On the day federal income taxes are due, Rep. Bruce Braley (IA-01) has reintroduced the Plain Regulations Act to streamline government regulations in an effort to save small businesses time and money. This legislation would require the government to write new and updated regulations in clear, simple, easy-to-understand language. Braley first introduced the bill in 2012.
The costs to small businesses of complying with government regulations are significant. The National Small Business Association has estimated that businesses with less than 20 employees pay an estimated $7,600 per employee to comply with regulations.
"Confusing, hard-to-understand regulations written in government legalese waste businesses' time and money," Braley said. "If we expect small businesses to follow the rules, let's at least make sure the rules are easy to understand.
"The Plain Regulations Act would simplify government rules and regulations, saving small businesses time and freeing up money that can be better used investing in growing the business and creating jobs. Simplifying regulations won't eliminate costs of compliance, but it will reduce them. It's a common sense idea that can save small businesses money that can quickly attract bipartisan support."

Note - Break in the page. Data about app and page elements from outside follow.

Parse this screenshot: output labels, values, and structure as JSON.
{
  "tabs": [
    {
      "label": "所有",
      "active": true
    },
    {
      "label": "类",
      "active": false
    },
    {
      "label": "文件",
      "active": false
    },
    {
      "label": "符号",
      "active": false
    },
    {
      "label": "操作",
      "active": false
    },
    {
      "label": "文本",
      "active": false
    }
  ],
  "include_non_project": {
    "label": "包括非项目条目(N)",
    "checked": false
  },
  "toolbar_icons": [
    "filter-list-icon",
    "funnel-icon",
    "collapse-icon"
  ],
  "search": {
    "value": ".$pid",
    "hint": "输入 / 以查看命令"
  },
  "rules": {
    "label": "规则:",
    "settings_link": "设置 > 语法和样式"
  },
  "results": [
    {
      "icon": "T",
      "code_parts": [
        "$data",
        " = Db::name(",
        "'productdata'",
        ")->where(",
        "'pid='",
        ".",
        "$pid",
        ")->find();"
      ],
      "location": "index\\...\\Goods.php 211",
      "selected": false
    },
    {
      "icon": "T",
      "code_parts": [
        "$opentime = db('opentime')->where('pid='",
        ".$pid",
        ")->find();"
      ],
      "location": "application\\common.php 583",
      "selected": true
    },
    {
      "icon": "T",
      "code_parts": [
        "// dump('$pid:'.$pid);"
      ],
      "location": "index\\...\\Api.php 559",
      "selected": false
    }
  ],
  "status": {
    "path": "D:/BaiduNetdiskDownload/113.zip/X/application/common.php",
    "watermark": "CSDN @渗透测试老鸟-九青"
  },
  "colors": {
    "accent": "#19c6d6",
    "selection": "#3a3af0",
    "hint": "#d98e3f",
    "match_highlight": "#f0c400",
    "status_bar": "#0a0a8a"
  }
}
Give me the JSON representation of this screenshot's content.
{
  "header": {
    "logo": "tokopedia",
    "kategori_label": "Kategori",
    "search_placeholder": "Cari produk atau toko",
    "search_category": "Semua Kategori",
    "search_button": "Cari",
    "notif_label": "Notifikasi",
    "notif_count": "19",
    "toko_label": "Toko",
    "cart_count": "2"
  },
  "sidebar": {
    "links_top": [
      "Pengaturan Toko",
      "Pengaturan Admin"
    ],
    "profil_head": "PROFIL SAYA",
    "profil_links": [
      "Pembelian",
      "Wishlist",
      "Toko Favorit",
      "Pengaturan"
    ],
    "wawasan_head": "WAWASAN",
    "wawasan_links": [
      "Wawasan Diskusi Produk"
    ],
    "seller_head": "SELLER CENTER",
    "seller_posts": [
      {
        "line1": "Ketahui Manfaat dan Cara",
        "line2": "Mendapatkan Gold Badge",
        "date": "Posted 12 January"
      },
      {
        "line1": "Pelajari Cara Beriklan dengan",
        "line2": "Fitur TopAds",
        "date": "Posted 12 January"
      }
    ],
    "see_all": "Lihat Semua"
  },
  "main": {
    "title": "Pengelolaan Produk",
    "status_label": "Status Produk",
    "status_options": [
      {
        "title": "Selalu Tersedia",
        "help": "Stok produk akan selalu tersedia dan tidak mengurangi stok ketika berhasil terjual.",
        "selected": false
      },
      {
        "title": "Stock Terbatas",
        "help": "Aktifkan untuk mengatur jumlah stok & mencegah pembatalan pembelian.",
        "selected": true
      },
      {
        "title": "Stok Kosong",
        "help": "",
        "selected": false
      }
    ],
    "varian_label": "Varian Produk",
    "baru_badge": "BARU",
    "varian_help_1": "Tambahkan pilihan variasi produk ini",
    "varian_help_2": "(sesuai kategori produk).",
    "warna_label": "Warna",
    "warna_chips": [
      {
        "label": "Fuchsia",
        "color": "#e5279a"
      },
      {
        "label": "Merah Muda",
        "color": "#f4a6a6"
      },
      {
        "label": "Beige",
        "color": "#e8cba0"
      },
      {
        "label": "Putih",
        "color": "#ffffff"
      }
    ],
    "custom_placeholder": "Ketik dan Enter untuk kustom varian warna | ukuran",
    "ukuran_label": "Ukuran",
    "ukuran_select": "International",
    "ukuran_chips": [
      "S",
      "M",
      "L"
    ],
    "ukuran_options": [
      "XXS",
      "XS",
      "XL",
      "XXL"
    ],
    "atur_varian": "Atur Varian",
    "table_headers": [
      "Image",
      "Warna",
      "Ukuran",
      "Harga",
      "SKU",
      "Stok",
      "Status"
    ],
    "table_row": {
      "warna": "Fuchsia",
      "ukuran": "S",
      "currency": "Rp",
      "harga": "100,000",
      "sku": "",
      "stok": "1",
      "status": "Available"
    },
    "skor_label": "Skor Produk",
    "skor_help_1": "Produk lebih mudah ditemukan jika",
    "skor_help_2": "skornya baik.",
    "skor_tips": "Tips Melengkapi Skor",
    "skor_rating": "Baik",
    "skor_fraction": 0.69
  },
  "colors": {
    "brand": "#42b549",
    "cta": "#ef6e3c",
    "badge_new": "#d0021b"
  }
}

Examples of lengthy, overly complex regulations can be found at every level of the federal government. Last year, as part of the Affordable Care Act, the Department of Health and Human Services published a 189 page rule outlining the requirements for doctors to form Accountable Care Organizations. Doctors have complained that the regulations are too complex and convoluted for them to understand.
Braley is known for his efforts to simplify government writing. In 2007, Braley launched a three-year effort to require the government to write forms and documents like tax returns in easy-to-understand language with the introduction of the Plain Writing Act. The bill was signed into law by President Obama in 2010, and improves the accountability of the federal government by promoting clear communication that the public can understand and use. The law went into effect in July of 2011.
Federal taxes are due today, April 15th, and all week, Braley will highlight efforts to hold the government accountable, focusing on bringing greater accountability to government and highlighting tools to eliminate waste, fraud, and abuse.
Full text of the Plain Regulations Act can be found at the following link: http://1.usa.gov/ZsBrJi